## [Exercise directions]
When you restate the data, keep every word as it is and drop the images.
Start of Provided records
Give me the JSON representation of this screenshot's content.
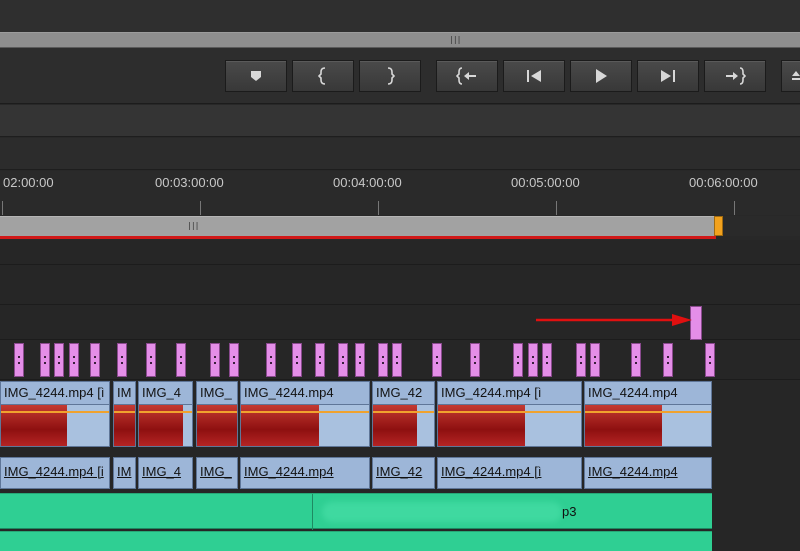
{
  "timeline": {
    "timecodes": [
      "02:00:00",
      "00:03:00:00",
      "00:04:00:00",
      "00:05:00:00",
      "00:06:00:00"
    ]
  },
  "transport": {
    "buttons": [
      "add-marker",
      "mark-in",
      "mark-out",
      "go-to-in",
      "step-back",
      "play",
      "step-forward",
      "go-to-out",
      "extra"
    ]
  },
  "video_clips": [
    {
      "label": "IMG_4244.mp4 [ì"
    },
    {
      "label": "IM"
    },
    {
      "label": "IMG_4"
    },
    {
      "label": "IMG_"
    },
    {
      "label": "IMG_4244.mp4"
    },
    {
      "label": "IMG_42"
    },
    {
      "label": "IMG_4244.mp4 [ì"
    },
    {
      "label": "IMG_4244.mp4"
    }
  ],
  "audio_clips": [
    {
      "label": "IMG_4244.mp4 [i"
    },
    {
      "label": "IM"
    },
    {
      "label": "IMG_4"
    },
    {
      "label": "IMG_"
    },
    {
      "label": "IMG_4244.mp4"
    },
    {
      "label": "IMG_42"
    },
    {
      "label": "IMG_4244.mp4 [ì"
    },
    {
      "label": "IMG_4244.mp4"
    }
  ],
  "music_track": {
    "label": "p3"
  },
  "colors": {
    "marker": "#e48ee8",
    "clip": "#9db6d8",
    "music": "#2fcf93",
    "playhead_line": "#d01818",
    "work_end": "#f2a21e",
    "annotation_arrow": "#e01010"
  }
}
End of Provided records
## [Response below]
Give me the JSON representation of this screenshot's content.
{
  "timeline": {
    "timecodes": [
      "02:00:00",
      "00:03:00:00",
      "00:04:00:00",
      "00:05:00:00",
      "00:06:00:00"
    ]
  },
  "transport": {
    "buttons": [
      "add-marker",
      "mark-in",
      "mark-out",
      "go-to-in",
      "step-back",
      "play",
      "step-forward",
      "go-to-out",
      "extra"
    ]
  },
  "video_clips": [
    {
      "label": "IMG_4244.mp4 [ì"
    },
    {
      "label": "IM"
    },
    {
      "label": "IMG_4"
    },
    {
      "label": "IMG_"
    },
    {
      "label": "IMG_4244.mp4"
    },
    {
      "label": "IMG_42"
    },
    {
      "label": "IMG_4244.mp4 [ì"
    },
    {
      "label": "IMG_4244.mp4"
    }
  ],
  "audio_clips": [
    {
      "label": "IMG_4244.mp4 [i"
    },
    {
      "label": "IM"
    },
    {
      "label": "IMG_4"
    },
    {
      "label": "IMG_"
    },
    {
      "label": "IMG_4244.mp4"
    },
    {
      "label": "IMG_42"
    },
    {
      "label": "IMG_4244.mp4 [ì"
    },
    {
      "label": "IMG_4244.mp4"
    }
  ],
  "music_track": {
    "label": "p3"
  },
  "colors": {
    "marker": "#e48ee8",
    "clip": "#9db6d8",
    "music": "#2fcf93",
    "playhead_line": "#d01818",
    "work_end": "#f2a21e",
    "annotation_arrow": "#e01010"
  }
}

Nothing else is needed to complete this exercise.